Give the records below again in full, exactly as written, but without any images.
____
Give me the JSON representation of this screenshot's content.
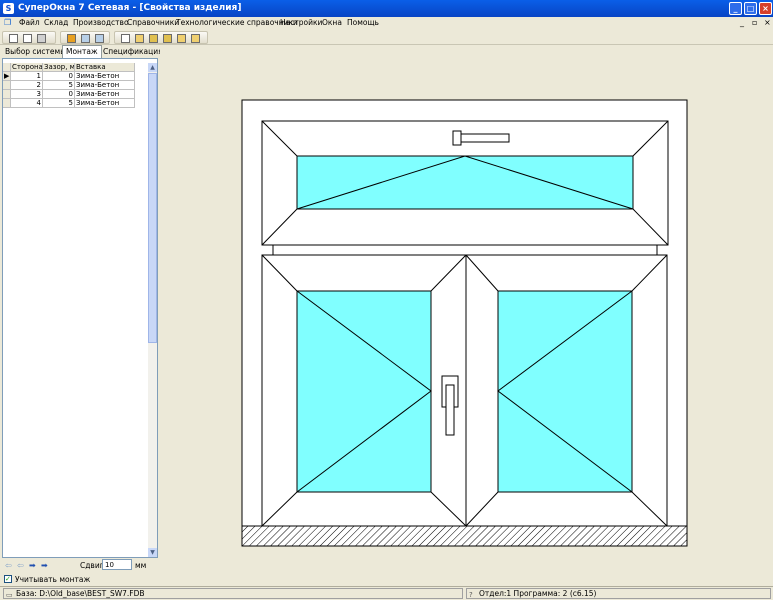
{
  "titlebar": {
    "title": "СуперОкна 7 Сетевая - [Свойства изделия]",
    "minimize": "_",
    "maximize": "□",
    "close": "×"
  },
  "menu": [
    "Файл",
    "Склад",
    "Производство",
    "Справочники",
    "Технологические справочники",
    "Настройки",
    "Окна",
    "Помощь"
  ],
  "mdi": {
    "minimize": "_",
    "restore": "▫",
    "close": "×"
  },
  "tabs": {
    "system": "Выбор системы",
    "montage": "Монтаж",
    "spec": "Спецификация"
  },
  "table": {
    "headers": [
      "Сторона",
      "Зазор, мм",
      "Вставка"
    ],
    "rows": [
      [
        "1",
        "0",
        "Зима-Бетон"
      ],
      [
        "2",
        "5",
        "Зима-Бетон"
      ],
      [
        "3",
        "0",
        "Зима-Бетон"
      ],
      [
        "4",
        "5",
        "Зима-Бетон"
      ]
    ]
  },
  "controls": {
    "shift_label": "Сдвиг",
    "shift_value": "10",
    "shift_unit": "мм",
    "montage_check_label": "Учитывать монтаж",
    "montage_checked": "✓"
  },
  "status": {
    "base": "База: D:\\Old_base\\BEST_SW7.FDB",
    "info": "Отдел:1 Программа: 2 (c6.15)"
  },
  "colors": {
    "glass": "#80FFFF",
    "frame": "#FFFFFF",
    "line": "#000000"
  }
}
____
* _Written response_:
Give me the JSON representation of this screenshot's content.
{
  "titlebar": {
    "title": "СуперОкна 7 Сетевая - [Свойства изделия]",
    "minimize": "_",
    "maximize": "□",
    "close": "×"
  },
  "menu": [
    "Файл",
    "Склад",
    "Производство",
    "Справочники",
    "Технологические справочники",
    "Настройки",
    "Окна",
    "Помощь"
  ],
  "mdi": {
    "minimize": "_",
    "restore": "▫",
    "close": "×"
  },
  "tabs": {
    "system": "Выбор системы",
    "montage": "Монтаж",
    "spec": "Спецификация"
  },
  "table": {
    "headers": [
      "Сторона",
      "Зазор, мм",
      "Вставка"
    ],
    "rows": [
      [
        "1",
        "0",
        "Зима-Бетон"
      ],
      [
        "2",
        "5",
        "Зима-Бетон"
      ],
      [
        "3",
        "0",
        "Зима-Бетон"
      ],
      [
        "4",
        "5",
        "Зима-Бетон"
      ]
    ]
  },
  "controls": {
    "shift_label": "Сдвиг",
    "shift_value": "10",
    "shift_unit": "мм",
    "montage_check_label": "Учитывать монтаж",
    "montage_checked": "✓"
  },
  "status": {
    "base": "База: D:\\Old_base\\BEST_SW7.FDB",
    "info": "Отдел:1 Программа: 2 (c6.15)"
  },
  "colors": {
    "glass": "#80FFFF",
    "frame": "#FFFFFF",
    "line": "#000000"
  }
}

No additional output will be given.